SOURCE MATERIAL:

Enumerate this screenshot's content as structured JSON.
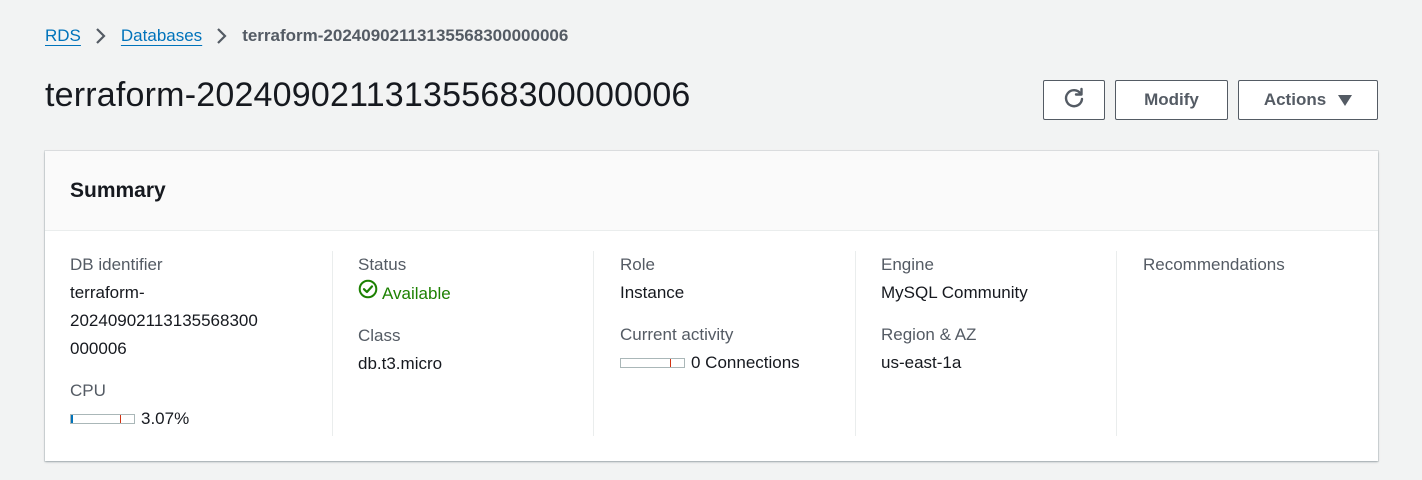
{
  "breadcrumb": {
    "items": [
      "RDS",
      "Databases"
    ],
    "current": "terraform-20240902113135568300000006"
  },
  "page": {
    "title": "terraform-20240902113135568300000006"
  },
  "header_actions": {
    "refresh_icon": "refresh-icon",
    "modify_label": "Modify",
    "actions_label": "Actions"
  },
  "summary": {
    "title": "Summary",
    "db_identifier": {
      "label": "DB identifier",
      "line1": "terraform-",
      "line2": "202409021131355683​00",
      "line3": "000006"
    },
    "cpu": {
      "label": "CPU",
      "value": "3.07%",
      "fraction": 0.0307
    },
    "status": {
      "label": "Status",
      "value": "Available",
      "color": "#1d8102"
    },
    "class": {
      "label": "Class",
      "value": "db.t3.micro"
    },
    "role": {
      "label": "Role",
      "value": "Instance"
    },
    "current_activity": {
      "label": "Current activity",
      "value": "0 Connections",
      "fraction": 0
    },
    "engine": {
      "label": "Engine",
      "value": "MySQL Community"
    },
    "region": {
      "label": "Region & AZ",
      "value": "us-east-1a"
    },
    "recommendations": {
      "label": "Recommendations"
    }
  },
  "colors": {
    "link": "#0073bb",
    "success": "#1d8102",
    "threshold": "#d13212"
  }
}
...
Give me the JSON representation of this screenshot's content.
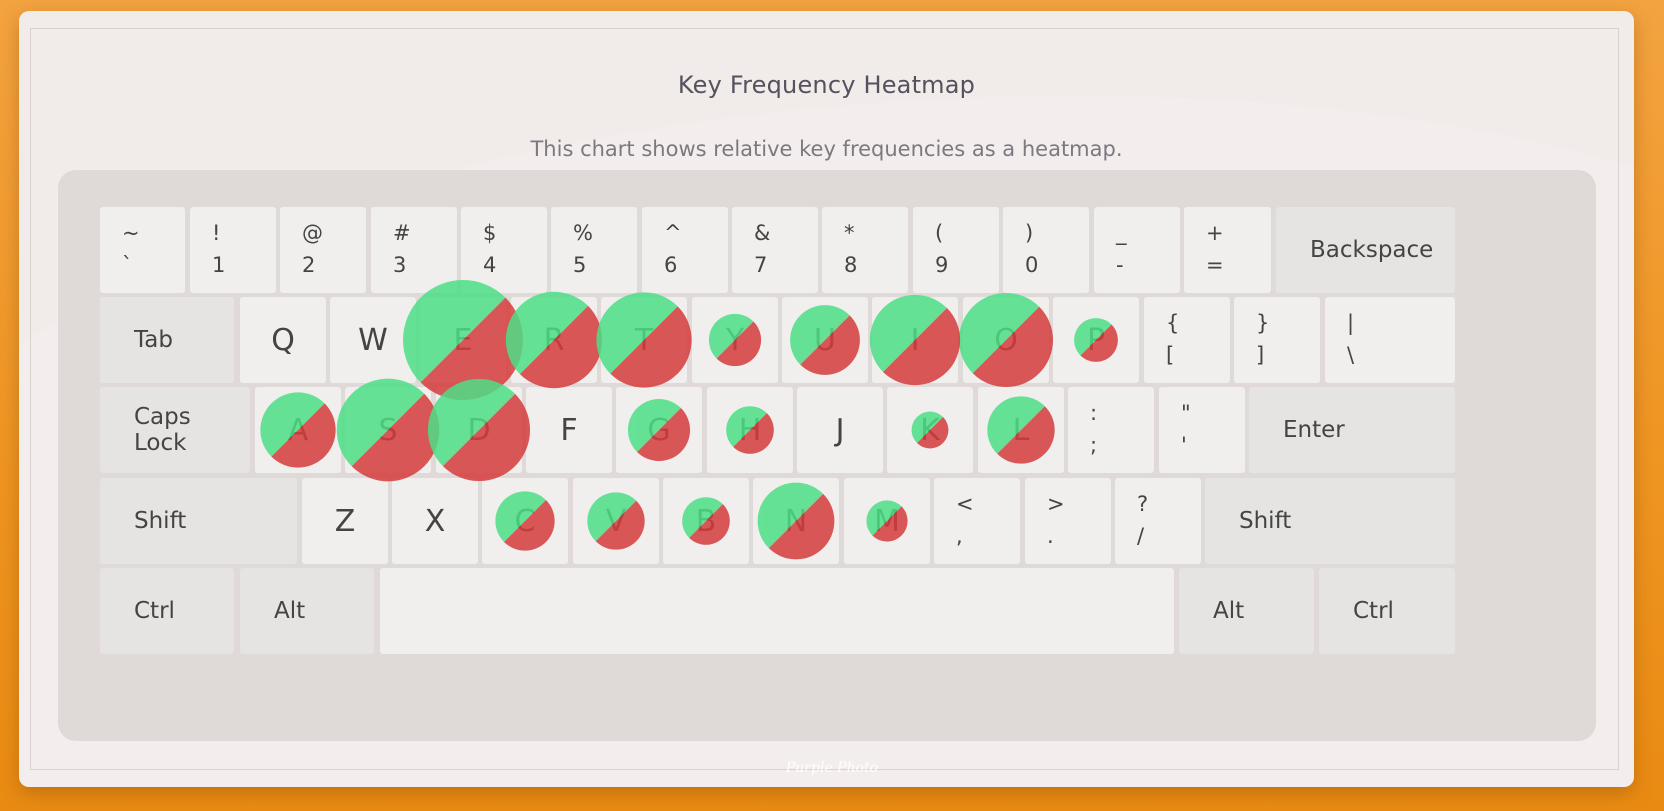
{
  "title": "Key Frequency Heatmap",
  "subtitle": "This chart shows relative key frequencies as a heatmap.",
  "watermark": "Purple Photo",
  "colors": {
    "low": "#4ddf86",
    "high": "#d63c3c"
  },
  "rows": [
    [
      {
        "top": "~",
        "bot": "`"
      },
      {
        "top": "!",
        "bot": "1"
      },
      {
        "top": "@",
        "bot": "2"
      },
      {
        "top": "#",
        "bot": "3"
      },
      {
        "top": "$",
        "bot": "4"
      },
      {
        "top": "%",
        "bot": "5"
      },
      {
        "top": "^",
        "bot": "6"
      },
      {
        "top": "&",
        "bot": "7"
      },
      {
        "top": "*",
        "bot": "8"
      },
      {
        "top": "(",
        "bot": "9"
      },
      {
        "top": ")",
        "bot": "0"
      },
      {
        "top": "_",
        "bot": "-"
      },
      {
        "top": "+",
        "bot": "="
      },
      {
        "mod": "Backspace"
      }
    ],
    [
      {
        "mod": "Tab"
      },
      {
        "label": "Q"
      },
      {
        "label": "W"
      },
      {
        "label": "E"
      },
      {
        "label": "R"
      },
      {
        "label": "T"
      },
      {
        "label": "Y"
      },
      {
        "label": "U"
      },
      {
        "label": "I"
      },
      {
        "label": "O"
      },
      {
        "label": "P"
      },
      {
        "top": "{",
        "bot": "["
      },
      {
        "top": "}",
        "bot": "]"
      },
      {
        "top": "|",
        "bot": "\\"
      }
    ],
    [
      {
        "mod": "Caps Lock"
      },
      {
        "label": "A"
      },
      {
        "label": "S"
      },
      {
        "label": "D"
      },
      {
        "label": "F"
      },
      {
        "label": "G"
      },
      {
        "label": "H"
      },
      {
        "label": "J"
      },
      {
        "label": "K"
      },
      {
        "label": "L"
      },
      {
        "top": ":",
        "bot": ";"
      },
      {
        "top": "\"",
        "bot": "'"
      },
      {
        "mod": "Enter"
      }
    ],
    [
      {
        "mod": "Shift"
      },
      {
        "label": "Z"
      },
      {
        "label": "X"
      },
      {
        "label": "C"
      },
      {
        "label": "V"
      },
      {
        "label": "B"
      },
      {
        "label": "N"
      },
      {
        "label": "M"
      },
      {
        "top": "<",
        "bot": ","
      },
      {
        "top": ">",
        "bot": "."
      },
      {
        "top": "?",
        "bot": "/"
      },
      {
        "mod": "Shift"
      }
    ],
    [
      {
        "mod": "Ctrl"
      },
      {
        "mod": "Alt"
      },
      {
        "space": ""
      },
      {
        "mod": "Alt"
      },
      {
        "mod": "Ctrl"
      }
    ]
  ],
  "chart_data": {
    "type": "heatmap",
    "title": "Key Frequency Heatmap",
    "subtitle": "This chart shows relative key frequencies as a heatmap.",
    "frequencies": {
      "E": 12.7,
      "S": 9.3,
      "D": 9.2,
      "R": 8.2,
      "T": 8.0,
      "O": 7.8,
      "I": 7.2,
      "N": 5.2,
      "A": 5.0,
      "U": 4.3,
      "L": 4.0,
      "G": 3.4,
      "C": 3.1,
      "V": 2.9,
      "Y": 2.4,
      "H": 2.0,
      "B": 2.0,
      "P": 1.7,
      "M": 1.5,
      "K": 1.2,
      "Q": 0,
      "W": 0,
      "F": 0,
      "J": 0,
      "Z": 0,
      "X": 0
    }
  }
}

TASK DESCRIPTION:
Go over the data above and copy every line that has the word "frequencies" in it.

WRITTEN RESPONSE:
  "subtitle": "This chart shows relative key frequencies as a heatmap.",
    "subtitle": "This chart shows relative key frequencies as a heatmap.",
    "frequencies": {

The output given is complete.